Mikko Hypponen of F-Secure, an antivirus company, wrote an interesting post discussing the limits of antivirus software.  Of particular note is that Flame, Stuxnet, and Duqu were all reported to antivirus firms months or years before they were flagged as malware.  He suggests that his and other antivirus firms failed because of the sophistication of Western intelligence agencies:

“As far as we can tell, before releasing their malicious codes to attack victims, the attackers tested them against all of the relevant antivirus products on the market to make sure that the malware wouldn’t be detected. They have unlimited time to perfect their attacks. It’s not a fair war between the attackers and the defenders when the attackers have access to our weapons.

We really should have been able to do better. But we didn’t. We were out of our league, in our own game.”

I think he’s fooling himself. And we’re fooling ourselves if we think that only sophisticated Western intelligence agencies can beat antivirus software.

To be certain, criminals have been testing new malware for years before launching it. Quite successfully too. They just test, tweak, and retest even aging malware until it evades antivirus programs. As a result, the whole business model for antivirus software is in slow-motion collapse, or should be.

Could the problem be solved?  Perhaps.

The earliest users of updated AV software are likely to be either sophisticated defenders or sophisticated attackers.  If those early users can be reliably identified then we have a relatively small pool that includes the bad guys. Which should give us a head start on catching them.  However, to do that AV companies would probably have to more carefully control their new releases, moving from the current radically decentralized “install and update everywhere” model to one in which the AV company keeps its updated versions on secure servers and insists that users authenticate themselves before running code past the AV screen.

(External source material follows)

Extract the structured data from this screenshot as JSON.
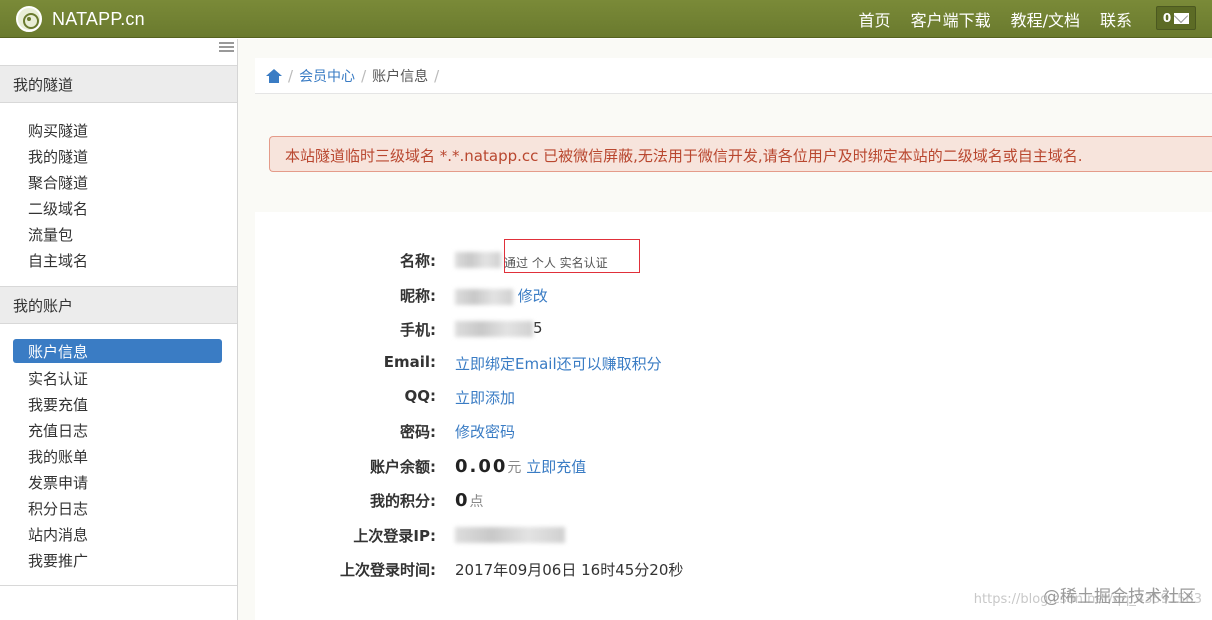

Is that feasible?  I defer to those with more expertise, and invite comment, but I doubt it can be a bigger failure than the current model.